NELSON's picture

Yes Frank, those birds and

Yes Frank, those birds and other animals are very intelligent, more than we think.I think intelligence permeates everything, we`re just too busy, or dumb to notice it at times. Anyhow, I think I`ll take pictures of my macaws in natural positions and from every angle, then I will start the study and also refer to a bird anatomy source. That should be a start. And nothing to be embarrassed about, anyway you skin the cat is fine. I`m making a sculpture of a man sitting and gee, I had to do major surgery in one arm and back to adjust the scale. Thank you Frank.

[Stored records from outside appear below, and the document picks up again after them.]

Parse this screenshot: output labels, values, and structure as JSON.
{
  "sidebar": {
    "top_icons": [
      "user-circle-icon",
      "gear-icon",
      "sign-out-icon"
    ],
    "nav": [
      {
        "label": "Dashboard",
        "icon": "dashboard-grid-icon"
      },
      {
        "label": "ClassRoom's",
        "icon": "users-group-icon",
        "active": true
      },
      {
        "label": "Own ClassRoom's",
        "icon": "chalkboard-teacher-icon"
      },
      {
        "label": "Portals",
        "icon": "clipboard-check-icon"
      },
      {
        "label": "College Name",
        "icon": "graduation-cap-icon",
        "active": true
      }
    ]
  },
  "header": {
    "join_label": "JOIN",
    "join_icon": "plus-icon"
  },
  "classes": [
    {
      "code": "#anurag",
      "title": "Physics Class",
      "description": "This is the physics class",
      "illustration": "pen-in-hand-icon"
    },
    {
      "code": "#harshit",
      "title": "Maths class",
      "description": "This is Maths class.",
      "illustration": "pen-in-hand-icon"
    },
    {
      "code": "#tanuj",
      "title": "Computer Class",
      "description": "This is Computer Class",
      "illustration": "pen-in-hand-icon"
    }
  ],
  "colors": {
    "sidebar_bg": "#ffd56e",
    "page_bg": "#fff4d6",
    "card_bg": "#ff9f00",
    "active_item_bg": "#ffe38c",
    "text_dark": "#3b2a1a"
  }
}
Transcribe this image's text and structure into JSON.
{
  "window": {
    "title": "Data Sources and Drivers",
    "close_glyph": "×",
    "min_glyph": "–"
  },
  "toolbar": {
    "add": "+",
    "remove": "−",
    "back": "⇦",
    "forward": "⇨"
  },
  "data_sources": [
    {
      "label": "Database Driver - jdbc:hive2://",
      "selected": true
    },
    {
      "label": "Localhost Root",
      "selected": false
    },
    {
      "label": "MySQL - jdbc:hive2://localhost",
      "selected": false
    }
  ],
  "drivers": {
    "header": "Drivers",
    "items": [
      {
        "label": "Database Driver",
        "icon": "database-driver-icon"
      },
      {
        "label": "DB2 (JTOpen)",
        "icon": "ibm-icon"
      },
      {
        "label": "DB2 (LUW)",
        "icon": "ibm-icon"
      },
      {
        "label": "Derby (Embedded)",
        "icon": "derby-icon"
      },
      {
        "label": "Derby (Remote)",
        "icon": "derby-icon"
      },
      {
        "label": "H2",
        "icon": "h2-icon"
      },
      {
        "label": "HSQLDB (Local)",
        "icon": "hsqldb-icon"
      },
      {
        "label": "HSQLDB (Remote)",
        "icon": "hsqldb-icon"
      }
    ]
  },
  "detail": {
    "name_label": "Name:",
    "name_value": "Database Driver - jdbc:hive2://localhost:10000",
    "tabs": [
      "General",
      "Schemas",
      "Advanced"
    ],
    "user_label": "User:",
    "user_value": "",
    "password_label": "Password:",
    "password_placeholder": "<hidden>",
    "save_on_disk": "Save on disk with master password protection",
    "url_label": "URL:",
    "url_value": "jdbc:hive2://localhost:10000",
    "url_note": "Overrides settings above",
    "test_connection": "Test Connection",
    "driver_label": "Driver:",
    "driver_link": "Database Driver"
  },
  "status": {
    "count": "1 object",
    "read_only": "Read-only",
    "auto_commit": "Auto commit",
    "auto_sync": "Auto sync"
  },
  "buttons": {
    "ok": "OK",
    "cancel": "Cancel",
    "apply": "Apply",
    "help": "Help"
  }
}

I know the eagle will be done before the macaws for sure, but no hurry... ciao. Nelson.


visitor's picture

Hi Frank, just surfing the

Hi Frank, just surfing the net and noticed your beautiful eagle, i was wondering what materials you used? I am in australia and wanting to start toying a little with sculpture.. the beak looks quite thin, probably making it the best option for sculpture but I dont think our local metal supplier has anything like it. The bar also looks nothing like which is sold here... sorry to be a bother, im just finding it hard to locate anything to help me get started and if I could go in with a specific size or name it might help.
Any help would be appreciated

Fleur :)


Frank Castiglione's picture

Sizes

Hi Fleur,
Thanks. I made the armature for this sculpture from 3/8" re-rod or re-bar.This is the material used to reinforce concrete. The beak, face and all the feathers are made using mild sheet steel that is .032" thick. The eyeball is made from brass sheet.I probably overdid things a bit with the armature as you can observe by viewing later images of this piece on this site. I believe any steel rod would be just fine as armature material as long as you can bend it with some ease. I use a simple jig to bend the rod. It is two parallel pipes welded to a plate which is held in a vice.Good luck to you ,Fleur, with your adventures in metal art. Please share your art with us here. Welcome friend.
Frank


Chuck Girard's picture

Hi Frank, Thanks for the

Hi Frank,
Thanks for the Break Down of what's behind this terrific Eagle's Head.
For me it helps to put things in perspective and possibly to try different techniques.
Chuck


Frank Castiglione's picture

The Whole Thing

Hi Chuck,
No problemo.. Ya know, I've half a notion to make a whole bird from re-rod.
Frank


Chuck Girard's picture

Hey Frank, You know with the

Hey Frank,
You know with the price of steel as expensive as it is.
I wonder if ReBar isn't cheaper?
Obviously you are having great success with it, Why not?
Chuck


Paula's picture

You're a teacher Frank

When i look at this, it's like an instruction manual. Hope you don't mind, but i learn a lot about sculpturing when i look at your work.

Paula
Guthrie, MN


Frank Castiglione's picture

Have At'er

Hi Paula,
This group is about sharing. You probably already know this, but if you type medicine eagle in the site search box, you'll get many phases of construction via different posts.You will also see plenty of mistakes.
Frank


Paula's picture

;)

If you don't make at least ONE mistake a day Frank, then how are the rest of us suppose to know if you're human?? :)

Paula
Guthrie, MN


Frank Castiglione's picture

Quota

No problem meeting that quota. he he he he
Frank


Rob Sigafoos's picture

Frank- This is great. I'm

Frank-
This is great. I'm with Paula- I also learn a great deal from you and get lots of ideas! What is the size of this?
Rob


Frank Castiglione's picture

Big'n

Hi Rob,
The Eagle head is around thirty inches long including his neck. I still haven't gotten him galvanized yet.
Frank